Finally – finally! – we were ushered into the theater and to our seats. It’s true what they say – the theater is very cold – but after the heat of the lobby, I welcomed the chill. We were seated in the third row from the stage, directly behind the band. We still had a clear shot to the center of the stage, though, and had monitors directly in front of us to catch any action we missed.

Ready for Prime Time

The warm-up comedian was funny enough, and again we practiced our no-whooping, laugh-and-clap techniques as an audience. Soon, Letterman himself came out, and I was surprised to see how much taller and thinner he seems in person. He had just gotten back from a 2-week hiatus from the show, and seemed happy to be there. Paul Shaffer and the band are not really my favorite (never have been), but they are all very talented, and we got to watch them closely as we sat behind them.

We were finally told who would be at the taping, and we were ecstatic: Steve Martin, Edie Brickell, and Jenna Fischer. AWESOME!!! And not only were Martin and Brickell interviewed, but they sang a song from their new CD as well.

The opening monologue was not uproariously funny, but was entertaining, as were the little video spots they interwove into Letterman’s bit. Steve Martin was absolutely charming, Edie Brickell was soft-spoken, and although it was a dream to see them both, I have to say that at times our audience was a little too dedicated to the laugh-and-clap mantra we had been taught (meaning, we laughed-and-clapped at pretty much EVERYthing, which wasn’t always appropriate). I loved seeing Jenna Fischer, and although her time was very brief, she had a few sweet stories to share.

Steve Martin and Edie Brickell on Late Show with David Letterman
Jenna Fischer on Late Show with David Letterman

We’re on TV!

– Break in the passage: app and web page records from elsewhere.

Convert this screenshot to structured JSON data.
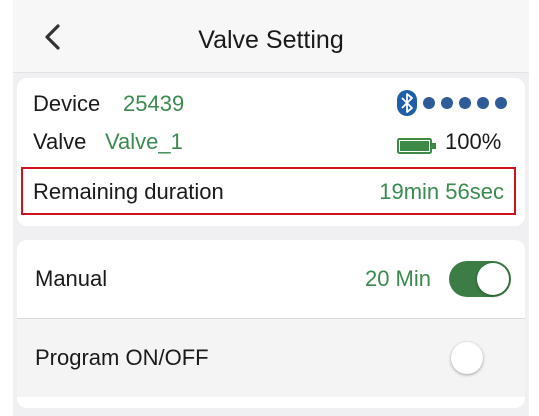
{
  "header": {
    "title": "Valve Setting",
    "back_icon": "chevron-left-icon"
  },
  "device_info": {
    "device_label": "Device",
    "device_value": "25439",
    "valve_label": "Valve",
    "valve_value": "Valve_1",
    "bluetooth_icon": "bluetooth-icon",
    "signal_strength_dots": 5,
    "battery_icon": "battery-icon",
    "battery_level": "100%",
    "remaining_label": "Remaining duration",
    "remaining_value": "19min 56sec"
  },
  "settings": {
    "manual_label": "Manual",
    "manual_value": "20 Min",
    "manual_enabled": true,
    "program_label": "Program ON/OFF",
    "program_enabled": false
  },
  "colors": {
    "accent_green": "#3b8a4f",
    "toggle_on": "#3c7d45",
    "highlight_border": "#d0121e",
    "bluetooth_blue": "#1f5fa8",
    "signal_dot": "#2e5c99",
    "battery_fill": "#3c8a46"
  }
}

Finally, during one sweep of the audience later in the show, you can see us on the very edge of the screen! My husband was wearing a vibrant blue sweater, so he served as the “landmark” when trying to spot us. I’ve got my hands raised while I’m clapping (my compensation for not being able to “whoop”), and you can just barely see us. Does that mean we’re famous?! (not likely)

in the audience at the taping of Late Show with David Letterman
closer in the audience at the taping of Late Show with David Letterman

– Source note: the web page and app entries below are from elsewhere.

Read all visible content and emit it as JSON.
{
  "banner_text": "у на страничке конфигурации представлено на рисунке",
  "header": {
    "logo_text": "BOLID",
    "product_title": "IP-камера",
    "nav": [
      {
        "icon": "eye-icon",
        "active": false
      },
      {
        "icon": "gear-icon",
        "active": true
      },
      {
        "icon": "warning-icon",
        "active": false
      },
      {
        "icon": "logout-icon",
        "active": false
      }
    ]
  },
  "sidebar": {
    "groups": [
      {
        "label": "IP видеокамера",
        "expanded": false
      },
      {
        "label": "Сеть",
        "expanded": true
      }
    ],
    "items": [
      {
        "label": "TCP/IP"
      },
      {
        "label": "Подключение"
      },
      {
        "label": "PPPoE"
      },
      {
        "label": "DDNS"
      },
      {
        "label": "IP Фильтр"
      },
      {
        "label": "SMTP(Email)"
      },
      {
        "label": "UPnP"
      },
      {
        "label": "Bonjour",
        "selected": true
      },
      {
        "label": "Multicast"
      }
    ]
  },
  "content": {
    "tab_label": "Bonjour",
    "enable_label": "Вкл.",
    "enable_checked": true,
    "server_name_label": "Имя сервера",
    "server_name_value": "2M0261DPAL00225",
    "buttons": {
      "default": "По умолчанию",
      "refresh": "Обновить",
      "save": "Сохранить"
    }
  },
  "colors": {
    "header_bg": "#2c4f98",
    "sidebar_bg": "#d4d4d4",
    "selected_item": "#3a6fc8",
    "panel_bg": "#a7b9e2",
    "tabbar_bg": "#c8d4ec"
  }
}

All-in-all, we really enjoyed our day at a taping of Late Show with David Letterman, and would definitely do it again!